Health Chronicles: I Was A Binge Eater

For years I’ve been in a constant state of trying to better understand myself and how I’ve become the person that I’ve become. I’ve been in and out of therapy and I have to admit that I am one of those people who believes in the benefits of therapy. That’s why the other day during a vent session with my husband I realized it was time for me to go back to therapy and address some issues that I’ve buried for a long time.

My relationship with food.

I think I’ve shrunk back from talking about this because I didn’t want it to become the thing that clouded my platform’s mission; to inspire and empower women to love themselves. I didn’t want to be labeled another fat person with an eating disorder either. But if I’m to love myself that means I have to address the less than savory aspects of my personality. So here I go!

When I was younger, I was usually taller than and bigger than most kids; or so I believed based upon the commentary of adults around me. Every adult in my life thought it was ok to tell me I was “a healthy size girl”, “chunky or chubby for your age”, or my favorite “maybe don’t eat all of that because you know…”. I was about 8 or 9 years old when a friend’s mother and aunt looked at me in horror as I grabbed a handful of candy from a grab bag at a party and shook their heads in dismay. As I looked around at the other kids grabbing the same amount if not more; I felt a shame settle into my bones that would last a longtime to come.

My brother and I; I was 7 years old and even during this time was constantly told I was chubby.

From that moment, food and I began a long and arduous dance. I came up in a tumultuous household; so going over to my Nana’s house was a reprieve. However, she always cooked, and I ate to be comforted.

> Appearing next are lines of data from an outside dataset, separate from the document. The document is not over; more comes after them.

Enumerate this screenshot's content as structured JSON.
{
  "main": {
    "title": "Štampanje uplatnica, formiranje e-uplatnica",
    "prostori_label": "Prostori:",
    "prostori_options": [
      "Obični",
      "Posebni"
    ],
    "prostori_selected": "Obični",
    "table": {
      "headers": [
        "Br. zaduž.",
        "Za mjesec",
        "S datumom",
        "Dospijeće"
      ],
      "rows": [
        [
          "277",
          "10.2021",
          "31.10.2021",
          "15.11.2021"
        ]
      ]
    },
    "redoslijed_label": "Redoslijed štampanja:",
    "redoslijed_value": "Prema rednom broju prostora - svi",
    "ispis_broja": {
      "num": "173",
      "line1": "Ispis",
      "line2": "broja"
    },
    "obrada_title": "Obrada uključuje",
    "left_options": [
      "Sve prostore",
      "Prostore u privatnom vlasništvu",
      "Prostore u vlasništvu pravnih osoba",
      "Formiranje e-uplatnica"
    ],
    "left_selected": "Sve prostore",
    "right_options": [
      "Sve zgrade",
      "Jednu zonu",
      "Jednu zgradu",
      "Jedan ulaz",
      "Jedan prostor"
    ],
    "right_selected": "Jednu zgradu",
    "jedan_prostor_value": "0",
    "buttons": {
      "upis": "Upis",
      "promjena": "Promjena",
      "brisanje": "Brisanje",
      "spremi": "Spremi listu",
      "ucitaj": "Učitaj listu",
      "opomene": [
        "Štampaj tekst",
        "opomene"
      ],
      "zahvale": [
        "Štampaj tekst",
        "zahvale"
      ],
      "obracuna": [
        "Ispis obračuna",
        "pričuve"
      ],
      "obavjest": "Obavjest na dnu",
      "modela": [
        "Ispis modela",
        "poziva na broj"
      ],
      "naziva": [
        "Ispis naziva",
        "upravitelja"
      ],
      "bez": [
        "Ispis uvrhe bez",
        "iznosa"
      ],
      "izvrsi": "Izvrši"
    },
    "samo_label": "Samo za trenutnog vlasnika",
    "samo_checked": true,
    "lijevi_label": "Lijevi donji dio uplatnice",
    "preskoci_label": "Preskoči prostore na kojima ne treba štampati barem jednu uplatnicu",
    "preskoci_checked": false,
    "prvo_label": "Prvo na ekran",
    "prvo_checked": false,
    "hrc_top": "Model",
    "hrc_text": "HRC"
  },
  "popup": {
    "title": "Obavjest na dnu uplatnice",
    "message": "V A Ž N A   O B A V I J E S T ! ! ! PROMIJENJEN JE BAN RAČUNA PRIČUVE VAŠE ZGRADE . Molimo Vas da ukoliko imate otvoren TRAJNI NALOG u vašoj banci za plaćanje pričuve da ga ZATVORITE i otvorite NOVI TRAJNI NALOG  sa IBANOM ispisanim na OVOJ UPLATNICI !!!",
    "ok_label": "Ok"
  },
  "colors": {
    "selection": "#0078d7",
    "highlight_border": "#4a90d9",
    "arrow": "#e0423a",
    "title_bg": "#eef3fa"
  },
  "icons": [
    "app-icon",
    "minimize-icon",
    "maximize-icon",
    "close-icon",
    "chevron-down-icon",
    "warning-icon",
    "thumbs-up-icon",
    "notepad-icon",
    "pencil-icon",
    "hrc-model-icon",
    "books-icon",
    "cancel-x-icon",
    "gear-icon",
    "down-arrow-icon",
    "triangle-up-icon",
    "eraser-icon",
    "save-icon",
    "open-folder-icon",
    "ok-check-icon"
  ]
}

Knowing that people would judge me every time I had a plate or snack in my hand pushed me to do what I now know is binging. I would shamefully shovel snacks and food into my belly in the secrecy of my room or when the house was empty. Depending on where I was emotionally would determine when and how much I binged. I only was able to force myself to throw up once or twice; so finger purging was never a component for me.

I would eat to the point of getting sick, and either vomit because my stomach was so full or until I passed a bowel movement. After the guilt and shame would wear on me I’d starve myself for days up to two weeks at a time only consuming water and piece of toast as punishment.

I did this for until I was 17 and pregnant with my first child.

Psychologically I felt like I was controlling my food narrative. People couldn’t judge what they couldn’t see. I was a good fattie, always walking, being active and not lazy. And even though my thyroid was already malfunctioning at that age and what I now know was hyperthyroidism and hypothryoidism fluctuations were occurring; I thought I was in control, but I wasn’t.

The binging stopped but that only morphed into emotional eating 100%. My bouts with depression would often dictate whether I ate at all or ate too much. I used not eating as a means to punish myself for whatever bad decision I had made and would reward myself with food when I was celebrating something.

Eventually though, food became a comfort for when I was feeling low. And I was no longer in control of choosing to starve and choosing to feed. Slowly but surely food just became a thing to consume whether I was happy or sad and if I was in between those feelings I might behave normally. Maybe.

I’m 33 years old and it’s only in the last few years that I’ve really assessed my history with my eating habits. I understand a lot more about myself now than I ever did before and I feel like I am piecing together a puzzle. I’m currently at my highest weight and probably eating the healthiest that I ever have in my life; how ironic right?

That’s why when I talk about my journey with chronic illness, mental health and pursuit of a healthy lifestyle I refuse to focus on weight loss as the goal. I truly understand now that the most important thing is getting my mind right first so that my body can follow. And I understand that there are many who would disagree with that but that’s simply not my concern.

I never thought a day would come when I would openly talk about this because I feared what people might say. I am thankful that the moment has come where that is no longer my concern either.

Thank you for reading.